▶ _How to complete this task_: The entries below should appear again in your reply, word for word.

(Page and application data records)
------------

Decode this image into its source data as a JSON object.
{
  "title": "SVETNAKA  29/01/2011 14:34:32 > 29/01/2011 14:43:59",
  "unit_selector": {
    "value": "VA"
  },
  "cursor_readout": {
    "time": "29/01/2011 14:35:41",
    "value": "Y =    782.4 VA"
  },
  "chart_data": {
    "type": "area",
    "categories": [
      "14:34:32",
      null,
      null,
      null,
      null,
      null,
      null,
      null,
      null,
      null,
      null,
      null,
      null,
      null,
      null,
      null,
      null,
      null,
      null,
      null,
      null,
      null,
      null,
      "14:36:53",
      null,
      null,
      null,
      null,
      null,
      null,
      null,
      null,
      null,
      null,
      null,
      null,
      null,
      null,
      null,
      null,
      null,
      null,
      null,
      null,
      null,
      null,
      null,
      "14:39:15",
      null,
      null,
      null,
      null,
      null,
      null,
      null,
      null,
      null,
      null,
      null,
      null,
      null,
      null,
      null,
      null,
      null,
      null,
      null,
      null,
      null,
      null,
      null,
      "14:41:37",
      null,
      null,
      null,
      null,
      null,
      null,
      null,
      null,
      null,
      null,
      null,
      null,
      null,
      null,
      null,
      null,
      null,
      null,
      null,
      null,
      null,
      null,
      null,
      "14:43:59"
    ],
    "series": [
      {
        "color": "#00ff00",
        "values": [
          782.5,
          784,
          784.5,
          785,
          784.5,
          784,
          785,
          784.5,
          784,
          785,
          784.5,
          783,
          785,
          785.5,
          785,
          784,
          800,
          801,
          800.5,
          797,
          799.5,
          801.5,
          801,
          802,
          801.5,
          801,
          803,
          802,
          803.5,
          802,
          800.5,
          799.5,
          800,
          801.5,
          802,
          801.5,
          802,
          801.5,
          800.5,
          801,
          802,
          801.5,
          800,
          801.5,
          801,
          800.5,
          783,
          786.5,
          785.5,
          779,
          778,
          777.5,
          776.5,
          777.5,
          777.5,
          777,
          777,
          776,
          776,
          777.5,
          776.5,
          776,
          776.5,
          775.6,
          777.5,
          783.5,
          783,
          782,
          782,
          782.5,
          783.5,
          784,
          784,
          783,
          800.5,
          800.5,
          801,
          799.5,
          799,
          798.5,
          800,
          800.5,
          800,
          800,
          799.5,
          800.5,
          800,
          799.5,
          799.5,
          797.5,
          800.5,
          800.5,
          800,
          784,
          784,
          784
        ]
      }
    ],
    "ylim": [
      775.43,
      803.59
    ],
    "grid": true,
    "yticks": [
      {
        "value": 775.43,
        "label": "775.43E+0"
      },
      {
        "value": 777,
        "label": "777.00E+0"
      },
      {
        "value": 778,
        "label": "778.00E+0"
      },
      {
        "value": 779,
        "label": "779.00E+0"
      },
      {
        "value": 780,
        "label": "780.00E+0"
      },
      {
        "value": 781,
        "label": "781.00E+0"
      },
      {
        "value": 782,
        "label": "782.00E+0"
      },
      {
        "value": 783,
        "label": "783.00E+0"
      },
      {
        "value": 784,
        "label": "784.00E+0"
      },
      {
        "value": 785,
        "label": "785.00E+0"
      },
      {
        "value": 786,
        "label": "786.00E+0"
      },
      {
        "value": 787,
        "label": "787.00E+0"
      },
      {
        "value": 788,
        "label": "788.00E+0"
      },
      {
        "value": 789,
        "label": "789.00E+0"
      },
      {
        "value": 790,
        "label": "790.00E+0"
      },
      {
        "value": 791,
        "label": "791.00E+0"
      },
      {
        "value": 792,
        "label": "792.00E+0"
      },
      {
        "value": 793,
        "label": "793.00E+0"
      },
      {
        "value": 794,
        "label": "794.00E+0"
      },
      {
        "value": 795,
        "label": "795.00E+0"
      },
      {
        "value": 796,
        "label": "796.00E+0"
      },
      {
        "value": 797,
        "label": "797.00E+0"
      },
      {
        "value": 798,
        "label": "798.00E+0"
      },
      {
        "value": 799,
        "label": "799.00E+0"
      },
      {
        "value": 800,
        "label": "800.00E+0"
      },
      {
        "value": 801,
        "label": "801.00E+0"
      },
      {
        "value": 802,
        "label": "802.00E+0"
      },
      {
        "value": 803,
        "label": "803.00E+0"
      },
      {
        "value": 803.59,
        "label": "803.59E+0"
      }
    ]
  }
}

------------

▶ _Solution_:
Decode this image into its source data as a JSON object.
{
  "title": "SVETNAKA  29/01/2011 14:34:32 > 29/01/2011 14:43:59",
  "unit_selector": {
    "value": "VA"
  },
  "cursor_readout": {
    "time": "29/01/2011 14:35:41",
    "value": "Y =    782.4 VA"
  },
  "chart_data": {
    "type": "area",
    "categories": [
      "14:34:32",
      null,
      null,
      null,
      null,
      null,
      null,
      null,
      null,
      null,
      null,
      null,
      null,
      null,
      null,
      null,
      null,
      null,
      null,
      null,
      null,
      null,
      null,
      "14:36:53",
      null,
      null,
      null,
      null,
      null,
      null,
      null,
      null,
      null,
      null,
      null,
      null,
      null,
      null,
      null,
      null,
      null,
      null,
      null,
      null,
      null,
      null,
      null,
      "14:39:15",
      null,
      null,
      null,
      null,
      null,
      null,
      null,
      null,
      null,
      null,
      null,
      null,
      null,
      null,
      null,
      null,
      null,
      null,
      null,
      null,
      null,
      null,
      null,
      "14:41:37",
      null,
      null,
      null,
      null,
      null,
      null,
      null,
      null,
      null,
      null,
      null,
      null,
      null,
      null,
      null,
      null,
      null,
      null,
      null,
      null,
      null,
      null,
      null,
      "14:43:59"
    ],
    "series": [
      {
        "color": "#00ff00",
        "values": [
          782.5,
          784,
          784.5,
          785,
          784.5,
          784,
          785,
          784.5,
          784,
          785,
          784.5,
          783,
          785,
          785.5,
          785,
          784,
          800,
          801,
          800.5,
          797,
          799.5,
          801.5,
          801,
          802,
          801.5,
          801,
          803,
          802,
          803.5,
          802,
          800.5,
          799.5,
          800,
          801.5,
          802,
          801.5,
          802,
          801.5,
          800.5,
          801,
          802,
          801.5,
          800,
          801.5,
          801,
          800.5,
          783,
          786.5,
          785.5,
          779,
          778,
          777.5,
          776.5,
          777.5,
          777.5,
          777,
          777,
          776,
          776,
          777.5,
          776.5,
          776,
          776.5,
          775.6,
          777.5,
          783.5,
          783,
          782,
          782,
          782.5,
          783.5,
          784,
          784,
          783,
          800.5,
          800.5,
          801,
          799.5,
          799,
          798.5,
          800,
          800.5,
          800,
          800,
          799.5,
          800.5,
          800,
          799.5,
          799.5,
          797.5,
          800.5,
          800.5,
          800,
          784,
          784,
          784
        ]
      }
    ],
    "ylim": [
      775.43,
      803.59
    ],
    "grid": true,
    "yticks": [
      {
        "value": 775.43,
        "label": "775.43E+0"
      },
      {
        "value": 777,
        "label": "777.00E+0"
      },
      {
        "value": 778,
        "label": "778.00E+0"
      },
      {
        "value": 779,
        "label": "779.00E+0"
      },
      {
        "value": 780,
        "label": "780.00E+0"
      },
      {
        "value": 781,
        "label": "781.00E+0"
      },
      {
        "value": 782,
        "label": "782.00E+0"
      },
      {
        "value": 783,
        "label": "783.00E+0"
      },
      {
        "value": 784,
        "label": "784.00E+0"
      },
      {
        "value": 785,
        "label": "785.00E+0"
      },
      {
        "value": 786,
        "label": "786.00E+0"
      },
      {
        "value": 787,
        "label": "787.00E+0"
      },
      {
        "value": 788,
        "label": "788.00E+0"
      },
      {
        "value": 789,
        "label": "789.00E+0"
      },
      {
        "value": 790,
        "label": "790.00E+0"
      },
      {
        "value": 791,
        "label": "791.00E+0"
      },
      {
        "value": 792,
        "label": "792.00E+0"
      },
      {
        "value": 793,
        "label": "793.00E+0"
      },
      {
        "value": 794,
        "label": "794.00E+0"
      },
      {
        "value": 795,
        "label": "795.00E+0"
      },
      {
        "value": 796,
        "label": "796.00E+0"
      },
      {
        "value": 797,
        "label": "797.00E+0"
      },
      {
        "value": 798,
        "label": "798.00E+0"
      },
      {
        "value": 799,
        "label": "799.00E+0"
      },
      {
        "value": 800,
        "label": "800.00E+0"
      },
      {
        "value": 801,
        "label": "801.00E+0"
      },
      {
        "value": 802,
        "label": "802.00E+0"
      },
      {
        "value": 803,
        "label": "803.00E+0"
      },
      {
        "value": 803.59,
        "label": "803.59E+0"
      }
    ]
  }
}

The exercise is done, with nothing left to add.